By Sana Elouazi
By Sana Elouazi
Rabat – Abdelkarim Benatiq, the Minister Delegate in charge of Moroccans Living Abroad (MRE) and ImmigrationaAffairs, received on Tuesday, November 28 the families of Moroccan migrants detained in Libya who protested outside the ministry headquarters.
After they protested on Monday morning in front of the Ministry of Foreign Affairs and International Affairs, they moved to the ministry of Benatiq, calling on the authorities to help their detained relatives return home as soon as possible.
The families, who came from several Moroccan cities, lambasted the “slowness” of authorities, demanding the release of their loved ones.
After receiving the demonstrators, Benatiq reassured the families that the ministry is making all possible efforts, in coordination with other governmental departments, to carry out this operation and ensure the repatriation of these Moroccans to their country.
The committee in charge of Moroccans repatriation is composed of a delegation from the Ministry of the Interior, the Ministry of Foreign Affairs and International Cooperation, the Ministry of Moroccans Living Abroad as well as from the Directorate General of Studies and Documentation (DGED).
A government source told Morocco World News that authorities started their repatriation procedures before the widespread of videos on social media, in which Moroccan migrants called for help to put an end to their detention and mistreatment in Libya. However, the delay in repatriating the migrants stemmed from security concerns.
“Technical and logistical problems hinder the identification of Moroccans detained in Libya. Moroccan authorities also fear infiltration of jihadists and radicals on Moroccan territory,” the government source said.

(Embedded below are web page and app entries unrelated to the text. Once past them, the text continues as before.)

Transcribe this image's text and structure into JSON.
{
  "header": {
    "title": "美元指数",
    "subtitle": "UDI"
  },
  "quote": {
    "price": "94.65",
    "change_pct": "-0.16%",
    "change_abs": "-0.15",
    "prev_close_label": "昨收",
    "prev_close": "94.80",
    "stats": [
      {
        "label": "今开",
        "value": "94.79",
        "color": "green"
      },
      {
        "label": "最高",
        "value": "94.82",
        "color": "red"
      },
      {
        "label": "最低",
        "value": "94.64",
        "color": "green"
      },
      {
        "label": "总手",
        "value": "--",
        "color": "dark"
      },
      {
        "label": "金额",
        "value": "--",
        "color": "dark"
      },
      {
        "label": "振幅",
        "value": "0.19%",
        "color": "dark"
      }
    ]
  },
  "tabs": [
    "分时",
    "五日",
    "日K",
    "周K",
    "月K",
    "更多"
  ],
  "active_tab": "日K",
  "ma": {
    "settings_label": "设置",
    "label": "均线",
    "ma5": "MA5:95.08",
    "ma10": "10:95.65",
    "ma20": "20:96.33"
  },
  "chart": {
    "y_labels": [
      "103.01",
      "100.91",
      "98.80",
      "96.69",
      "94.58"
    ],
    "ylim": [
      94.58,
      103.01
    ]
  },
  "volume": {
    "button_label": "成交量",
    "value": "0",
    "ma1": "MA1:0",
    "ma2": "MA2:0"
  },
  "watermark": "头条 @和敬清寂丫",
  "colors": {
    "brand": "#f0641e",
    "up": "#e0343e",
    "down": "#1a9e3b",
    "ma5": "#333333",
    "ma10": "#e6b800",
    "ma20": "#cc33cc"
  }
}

The large group of Moroccans are currently stranded in Libya after their attempts to cross the Mediterranean to Europe failed. They found themselves the subject of human trafficking by smugglers before being detained by Libyan forces in Tripoli and the center of Zouara near the Tunisian border.